((

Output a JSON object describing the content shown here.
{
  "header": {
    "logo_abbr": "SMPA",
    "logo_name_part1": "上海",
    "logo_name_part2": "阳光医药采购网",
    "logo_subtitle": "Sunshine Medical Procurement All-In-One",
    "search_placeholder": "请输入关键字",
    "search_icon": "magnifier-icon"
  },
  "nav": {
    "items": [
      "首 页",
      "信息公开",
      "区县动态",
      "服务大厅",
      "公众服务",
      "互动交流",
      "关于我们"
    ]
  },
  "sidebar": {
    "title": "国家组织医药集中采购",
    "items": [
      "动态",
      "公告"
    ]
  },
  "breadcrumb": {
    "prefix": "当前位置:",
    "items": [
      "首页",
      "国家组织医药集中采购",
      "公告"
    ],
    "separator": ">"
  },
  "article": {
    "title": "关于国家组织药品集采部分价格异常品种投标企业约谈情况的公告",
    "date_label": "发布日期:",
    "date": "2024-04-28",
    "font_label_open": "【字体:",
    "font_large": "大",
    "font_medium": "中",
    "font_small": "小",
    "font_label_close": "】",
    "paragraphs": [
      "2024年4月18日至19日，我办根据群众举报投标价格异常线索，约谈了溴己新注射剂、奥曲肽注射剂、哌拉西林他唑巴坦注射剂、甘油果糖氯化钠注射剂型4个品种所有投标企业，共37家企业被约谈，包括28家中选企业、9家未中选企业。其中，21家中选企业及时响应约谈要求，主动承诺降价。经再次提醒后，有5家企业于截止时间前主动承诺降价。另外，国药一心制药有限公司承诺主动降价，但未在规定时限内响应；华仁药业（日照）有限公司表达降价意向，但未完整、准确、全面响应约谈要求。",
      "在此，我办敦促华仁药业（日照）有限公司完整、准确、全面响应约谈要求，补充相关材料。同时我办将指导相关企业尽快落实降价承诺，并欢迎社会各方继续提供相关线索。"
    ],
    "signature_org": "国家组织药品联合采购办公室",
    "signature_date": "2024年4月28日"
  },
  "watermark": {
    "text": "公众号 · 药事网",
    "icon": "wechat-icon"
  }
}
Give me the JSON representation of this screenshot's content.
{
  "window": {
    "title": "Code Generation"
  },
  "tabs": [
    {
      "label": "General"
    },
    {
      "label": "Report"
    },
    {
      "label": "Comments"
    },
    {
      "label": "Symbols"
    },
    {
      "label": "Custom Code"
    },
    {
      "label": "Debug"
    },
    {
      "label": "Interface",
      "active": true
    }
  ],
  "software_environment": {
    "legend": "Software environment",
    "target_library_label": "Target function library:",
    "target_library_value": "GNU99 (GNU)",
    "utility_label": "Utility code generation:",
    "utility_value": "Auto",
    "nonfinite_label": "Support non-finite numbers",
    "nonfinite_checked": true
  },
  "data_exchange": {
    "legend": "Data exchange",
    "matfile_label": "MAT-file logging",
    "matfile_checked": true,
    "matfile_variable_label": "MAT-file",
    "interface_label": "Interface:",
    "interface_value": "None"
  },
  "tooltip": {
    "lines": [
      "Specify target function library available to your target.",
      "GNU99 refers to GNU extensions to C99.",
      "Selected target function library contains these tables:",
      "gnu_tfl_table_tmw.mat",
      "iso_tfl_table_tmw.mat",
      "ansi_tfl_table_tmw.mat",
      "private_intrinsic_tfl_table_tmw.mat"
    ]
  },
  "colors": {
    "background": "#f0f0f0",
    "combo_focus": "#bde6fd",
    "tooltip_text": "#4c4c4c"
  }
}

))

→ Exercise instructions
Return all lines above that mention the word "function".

→ Response to the task
    "target_library_label": "Target function library:",
      "Specify target function library available to your target.",
      "Selected target function library contains these tables:",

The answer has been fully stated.